[[ Source material, beginning ]]

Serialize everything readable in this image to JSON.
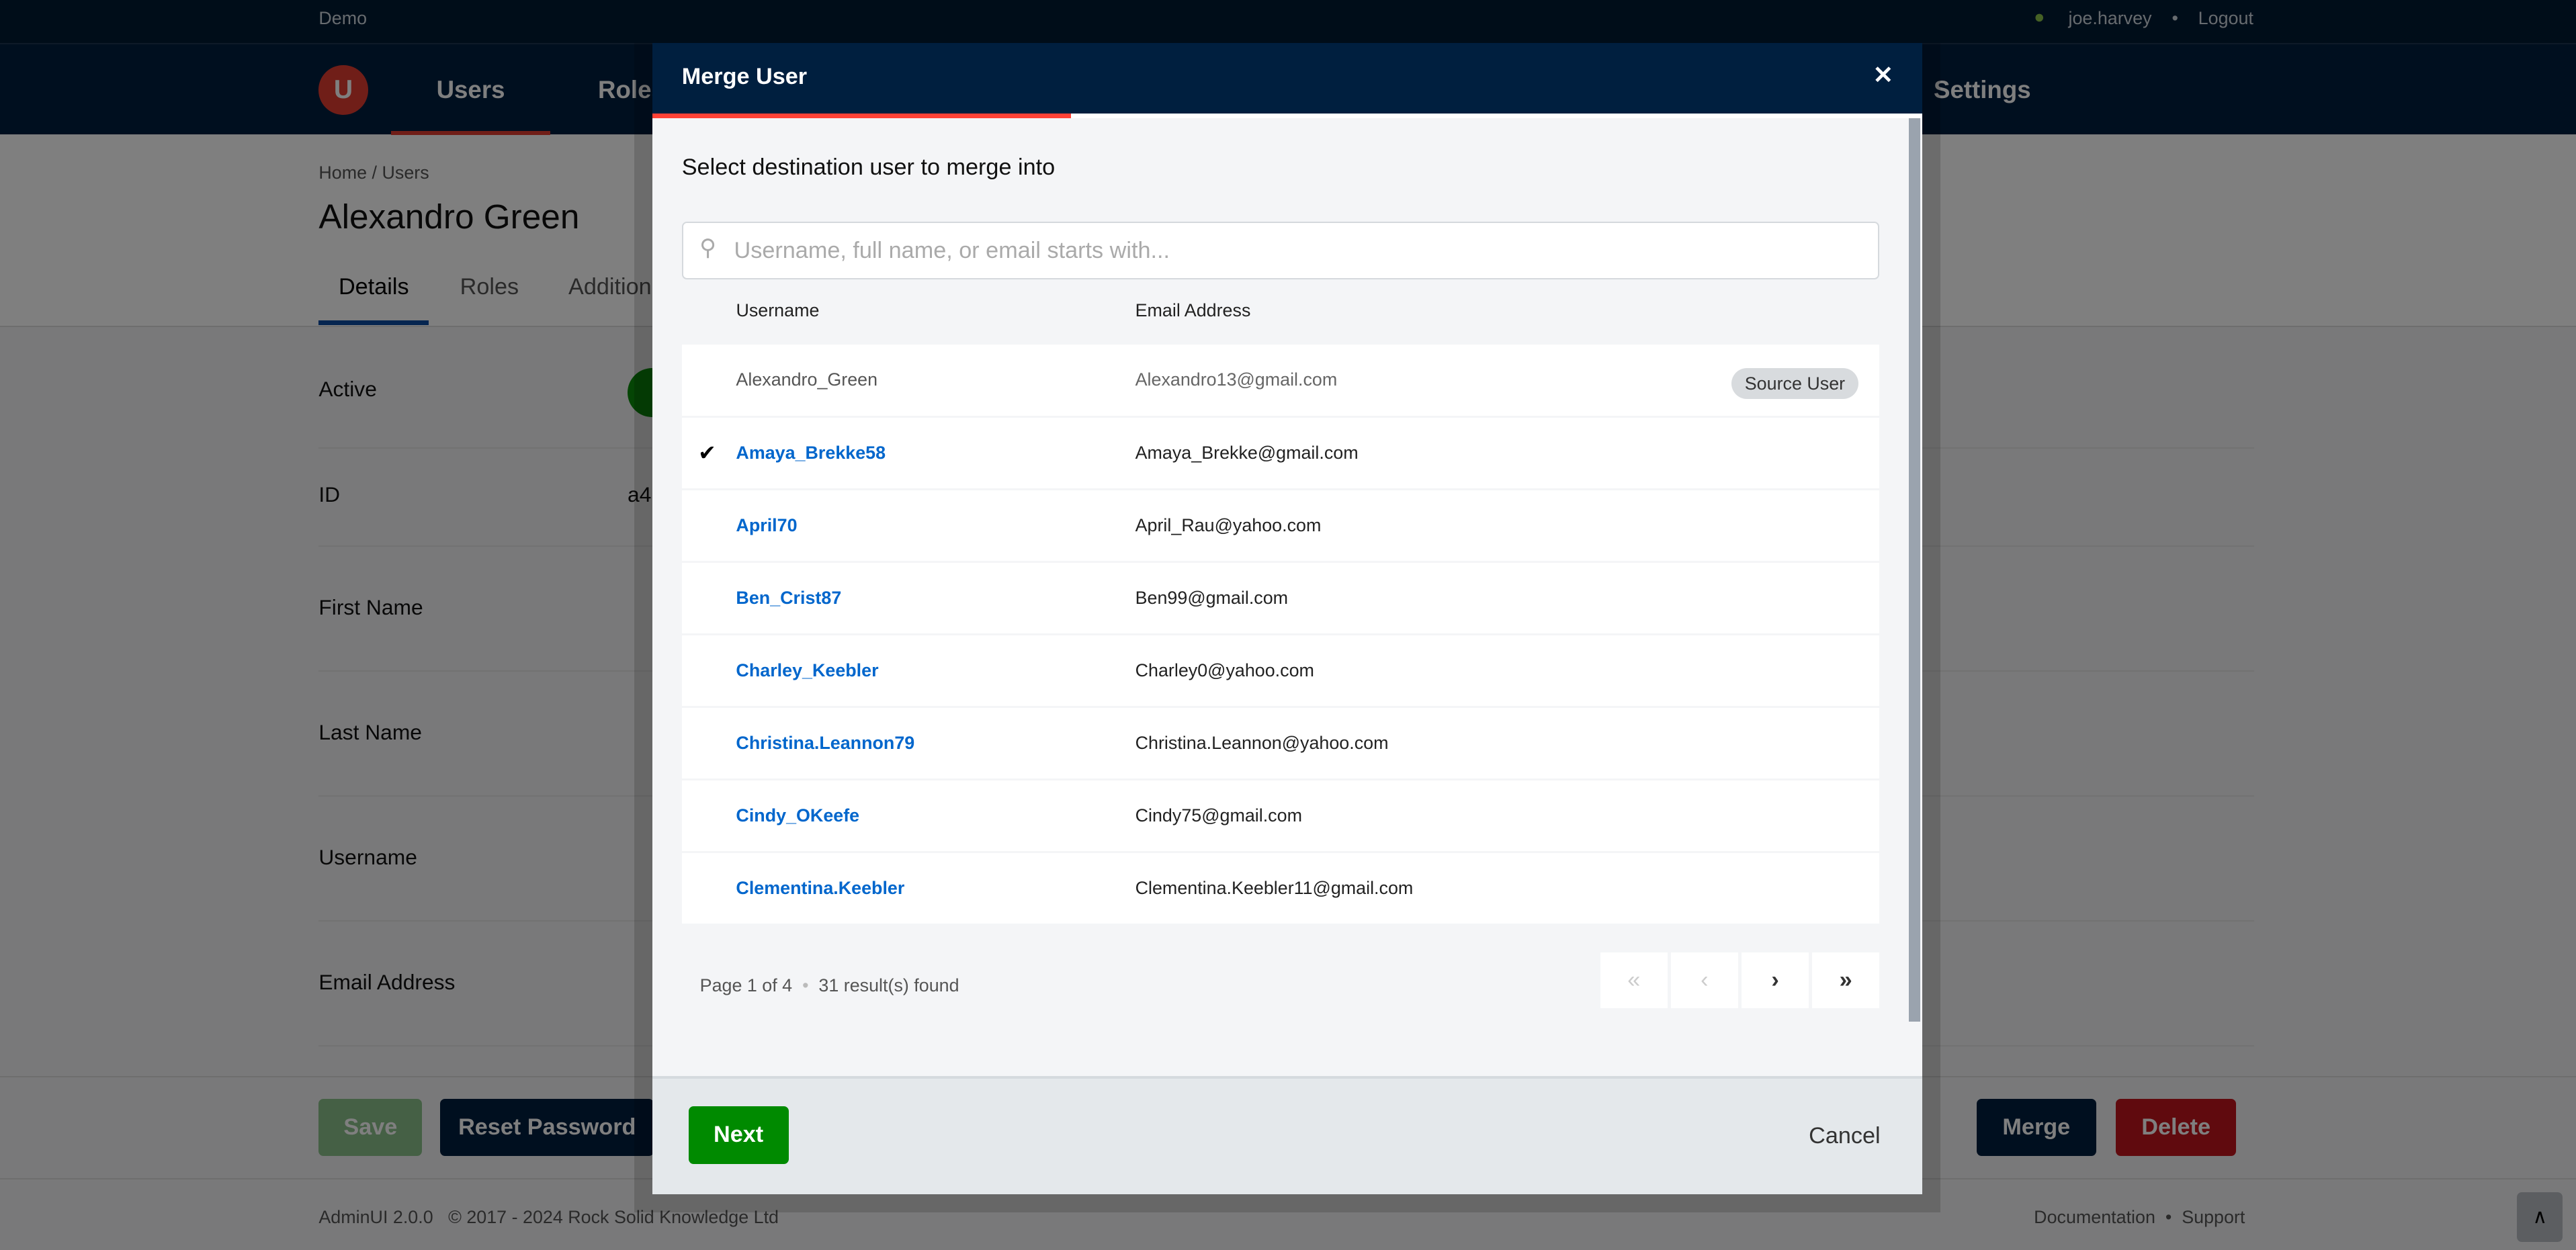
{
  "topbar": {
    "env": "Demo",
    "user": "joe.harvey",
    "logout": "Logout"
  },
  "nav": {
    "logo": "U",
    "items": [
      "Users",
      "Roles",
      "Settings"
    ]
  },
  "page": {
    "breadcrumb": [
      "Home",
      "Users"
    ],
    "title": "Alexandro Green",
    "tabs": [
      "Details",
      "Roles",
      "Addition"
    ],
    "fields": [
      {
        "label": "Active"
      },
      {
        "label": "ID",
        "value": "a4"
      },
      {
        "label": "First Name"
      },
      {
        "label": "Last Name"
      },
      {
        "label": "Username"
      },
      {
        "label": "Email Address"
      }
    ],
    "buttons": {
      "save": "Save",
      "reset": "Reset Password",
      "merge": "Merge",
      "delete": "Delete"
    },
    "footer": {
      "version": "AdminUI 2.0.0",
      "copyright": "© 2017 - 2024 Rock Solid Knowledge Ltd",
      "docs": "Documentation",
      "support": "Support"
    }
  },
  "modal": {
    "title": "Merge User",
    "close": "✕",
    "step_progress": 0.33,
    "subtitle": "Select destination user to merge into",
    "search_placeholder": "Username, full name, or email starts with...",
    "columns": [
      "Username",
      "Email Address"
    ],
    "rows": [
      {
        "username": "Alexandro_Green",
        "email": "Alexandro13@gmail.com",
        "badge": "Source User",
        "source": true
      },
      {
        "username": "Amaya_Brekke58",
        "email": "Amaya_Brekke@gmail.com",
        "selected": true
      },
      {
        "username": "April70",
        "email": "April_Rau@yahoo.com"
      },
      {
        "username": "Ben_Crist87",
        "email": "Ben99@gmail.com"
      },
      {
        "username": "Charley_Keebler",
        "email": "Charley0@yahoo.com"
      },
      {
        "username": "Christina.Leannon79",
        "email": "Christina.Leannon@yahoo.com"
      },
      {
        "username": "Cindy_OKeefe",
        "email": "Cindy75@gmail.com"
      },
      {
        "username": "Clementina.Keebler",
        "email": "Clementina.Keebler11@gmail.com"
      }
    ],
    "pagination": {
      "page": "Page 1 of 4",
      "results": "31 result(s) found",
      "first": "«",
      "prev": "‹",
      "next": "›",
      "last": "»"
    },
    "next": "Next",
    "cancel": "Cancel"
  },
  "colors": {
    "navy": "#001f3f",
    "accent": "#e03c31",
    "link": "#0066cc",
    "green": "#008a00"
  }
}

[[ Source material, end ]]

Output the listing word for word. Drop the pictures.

Serialize everything readable in this image to JSON.
{
  "topbar": {
    "env": "Demo",
    "user": "joe.harvey",
    "logout": "Logout"
  },
  "nav": {
    "logo": "U",
    "items": [
      "Users",
      "Roles",
      "Settings"
    ]
  },
  "page": {
    "breadcrumb": [
      "Home",
      "Users"
    ],
    "title": "Alexandro Green",
    "tabs": [
      "Details",
      "Roles",
      "Addition"
    ],
    "fields": [
      {
        "label": "Active"
      },
      {
        "label": "ID",
        "value": "a4"
      },
      {
        "label": "First Name"
      },
      {
        "label": "Last Name"
      },
      {
        "label": "Username"
      },
      {
        "label": "Email Address"
      }
    ],
    "buttons": {
      "save": "Save",
      "reset": "Reset Password",
      "merge": "Merge",
      "delete": "Delete"
    },
    "footer": {
      "version": "AdminUI 2.0.0",
      "copyright": "© 2017 - 2024 Rock Solid Knowledge Ltd",
      "docs": "Documentation",
      "support": "Support"
    }
  },
  "modal": {
    "title": "Merge User",
    "close": "✕",
    "step_progress": 0.33,
    "subtitle": "Select destination user to merge into",
    "search_placeholder": "Username, full name, or email starts with...",
    "columns": [
      "Username",
      "Email Address"
    ],
    "rows": [
      {
        "username": "Alexandro_Green",
        "email": "Alexandro13@gmail.com",
        "badge": "Source User",
        "source": true
      },
      {
        "username": "Amaya_Brekke58",
        "email": "Amaya_Brekke@gmail.com",
        "selected": true
      },
      {
        "username": "April70",
        "email": "April_Rau@yahoo.com"
      },
      {
        "username": "Ben_Crist87",
        "email": "Ben99@gmail.com"
      },
      {
        "username": "Charley_Keebler",
        "email": "Charley0@yahoo.com"
      },
      {
        "username": "Christina.Leannon79",
        "email": "Christina.Leannon@yahoo.com"
      },
      {
        "username": "Cindy_OKeefe",
        "email": "Cindy75@gmail.com"
      },
      {
        "username": "Clementina.Keebler",
        "email": "Clementina.Keebler11@gmail.com"
      }
    ],
    "pagination": {
      "page": "Page 1 of 4",
      "results": "31 result(s) found",
      "first": "«",
      "prev": "‹",
      "next": "›",
      "last": "»"
    },
    "next": "Next",
    "cancel": "Cancel"
  },
  "colors": {
    "navy": "#001f3f",
    "accent": "#e03c31",
    "link": "#0066cc",
    "green": "#008a00"
  }
}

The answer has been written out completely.